Higher Education Minister Blade Nzimande faces a chopping block following last week’s secret ballot vote in a motion of no confidence against President Jacob Zuma.

Dr. Bonginkosi Emmanuel “Blade” Nzimande is a South African politician who has been Minister for Higher Education and Training since 2009.

It is understood that Nzimande voted with the opposition, aiming to remove President Zuma from power.

According to SA Breaking News, the president indicated that Nzimande’s position may not be safe after criticizing his leadership.

Nzimande is also known as the general secretary of the South African Communist Party (SACP), an alliance partner of the African National Congress (ANC).

The SACP has criticized the leadership of President Zuma after his relationship with Gupta Family was challenged by opposition parties.

The alliance has called for Zuma to step down as the head of the state and threatened to leave the ANC and go its own way.

The president, who was addressing an ANC gathering in Parys in the central Free State, said that he is considering instituting disciplinary measures against ANC members who voted against him in the no confidence motion.

In the meantime former Finance Minister Pravin Gordhan has backed members of the ANC who voted with the opposition, saying enforcing disciplinary measures against MPs will be unconstitutional.

The vote was held last Tuesday, and Zuma narrowly won by 198 votes to 177. More than two dozen ANC MPs are believed to have voted against him.

Zuma told the gathering that the MPs who refused to toe the party line brought the party “into serious disrepute”.

“Nobody can say they did not know what they were supposed to do,” he said.

President Jacob Zuma survived the motion by 21 votes, with a number of ANC MPs voting with a hope to axed him from power.

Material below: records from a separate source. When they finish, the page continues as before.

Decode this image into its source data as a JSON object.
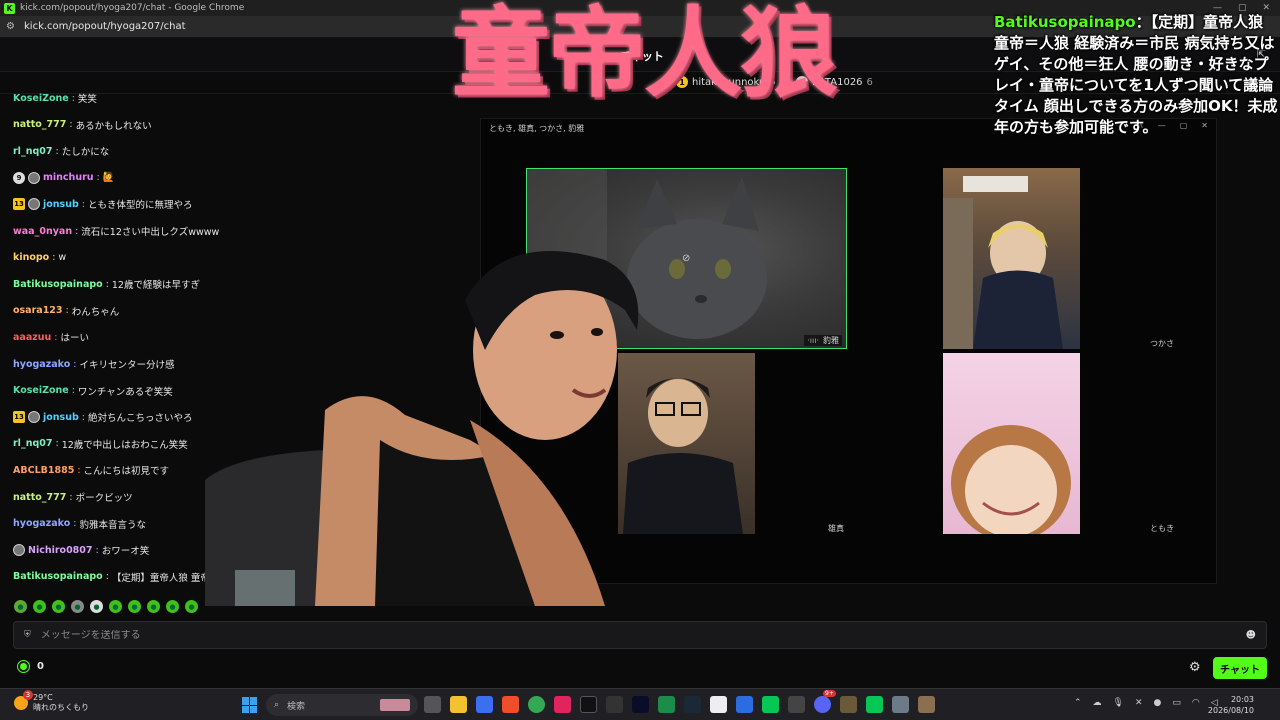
{
  "browser": {
    "window_title": "kick.com/popout/hyoga207/chat - Google Chrome",
    "url": "kick.com/popout/hyoga207/chat",
    "logo_letter": "K"
  },
  "chat_header": {
    "label": "チャット"
  },
  "top_gifters": [
    {
      "rank": "1",
      "name": "hitakakunnokuro",
      "count": "5"
    },
    {
      "rank": "2",
      "name": "BATA1026",
      "count": "6"
    }
  ],
  "overlay": {
    "big_title": "童帝人狼",
    "topic_user": "Batikusopainapo",
    "topic_text": "：【定期】童帝人狼 童帝＝人狼 経験済み＝市民 病気持ち又はゲイ、その他＝狂人 腰の動き・好きなプレイ・童帝についてを1人ずつ聞いて議論タイム 顔出しできる方のみ参加OK！未成年の方も参加可能です。"
  },
  "messages": [
    {
      "user": "KoseiZone",
      "color": "#58e0a8",
      "text": "笑笑",
      "badges": []
    },
    {
      "user": "natto_777",
      "color": "#c8f27a",
      "text": "あるかもしれない",
      "badges": []
    },
    {
      "user": "rl_nq07",
      "color": "#7ef0c0",
      "text": "たしかにな",
      "badges": []
    },
    {
      "user": "minchuru",
      "color": "#e080ff",
      "text": "🙋",
      "badges": [
        "round:9",
        "avatar"
      ]
    },
    {
      "user": "jonsub",
      "color": "#4fd0ff",
      "text": "ともき体型的に無理やろ",
      "badges": [
        "sub:13",
        "avatar"
      ]
    },
    {
      "user": "waa_0nyan",
      "color": "#ff7ad0",
      "text": "流石に12さい中出しクズwwww",
      "badges": []
    },
    {
      "user": "kinopo",
      "color": "#ffd060",
      "text": "w",
      "badges": []
    },
    {
      "user": "Batikusopainapo",
      "color": "#7dfc9a",
      "text": "12歳で経験は早すぎ",
      "badges": []
    },
    {
      "user": "osara123",
      "color": "#ffb36b",
      "text": "わんちゃん",
      "badges": []
    },
    {
      "user": "aaazuu",
      "color": "#ff5c5c",
      "text": "はーい",
      "badges": []
    },
    {
      "user": "hyogazako",
      "color": "#8ca8ff",
      "text": "イキリセンター分け感",
      "badges": []
    },
    {
      "user": "KoseiZone",
      "color": "#58e0a8",
      "text": "ワンチャンあるぞ笑笑",
      "badges": []
    },
    {
      "user": "jonsub",
      "color": "#4fd0ff",
      "text": "絶対ちんこちっさいやろ",
      "badges": [
        "sub:13",
        "avatar"
      ]
    },
    {
      "user": "rl_nq07",
      "color": "#7ef0c0",
      "text": "12歳で中出しはおわこん笑笑",
      "badges": []
    },
    {
      "user": "ABCLB1885",
      "color": "#ffa060",
      "text": "こんにちは初見です",
      "badges": []
    },
    {
      "user": "natto_777",
      "color": "#c8f27a",
      "text": "ポークビッツ",
      "badges": []
    },
    {
      "user": "hyogazako",
      "color": "#8ca8ff",
      "text": "豹雅本音言うな",
      "badges": []
    },
    {
      "user": "Nichiro0807",
      "color": "#d8a0ff",
      "text": "おワーオ笑",
      "badges": [
        "avatar"
      ]
    },
    {
      "user": "Batikusopainapo",
      "color": "#7dfc9a",
      "text": "【定期】童帝人狼 童帝＝人",
      "badges": []
    }
  ],
  "chat_input": {
    "placeholder": "メッセージを送信する"
  },
  "bottom": {
    "points": "0",
    "send_label": "チャット"
  },
  "call_window": {
    "title": "ともき, 雄真, つかさ, 豹雅",
    "tiles": [
      {
        "name": "豹雅",
        "muted_label": "·ııı·"
      },
      {
        "name": "つかさ"
      },
      {
        "name": "雄真"
      },
      {
        "name": "ともき"
      }
    ]
  },
  "taskbar": {
    "weather_temp": "29°C",
    "weather_desc": "晴れのちくもり",
    "weather_badge": "3",
    "search_placeholder": "検索",
    "time": "20:03",
    "date": "2026/08/10",
    "discord_badge": "9+"
  }
}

The president accused Western countries of being behind the push to have him removed early from office. He said it was countries intent on destabilizing emerging economies.

“Part of what is happening in Parliament is not an innocent political thing. It is anchored on a bigger strategy,” he said.

Zuma has lost much support over the last few months, as the number of scandals he’s been implicated in has continued to grow, including a decision by the country’s Supreme Court that he had violated his oath of office by refusing to repay money spent on his private residence.The ANC is scheduled to have its elective conference in December, where Zuma is expected to step down as president of the party.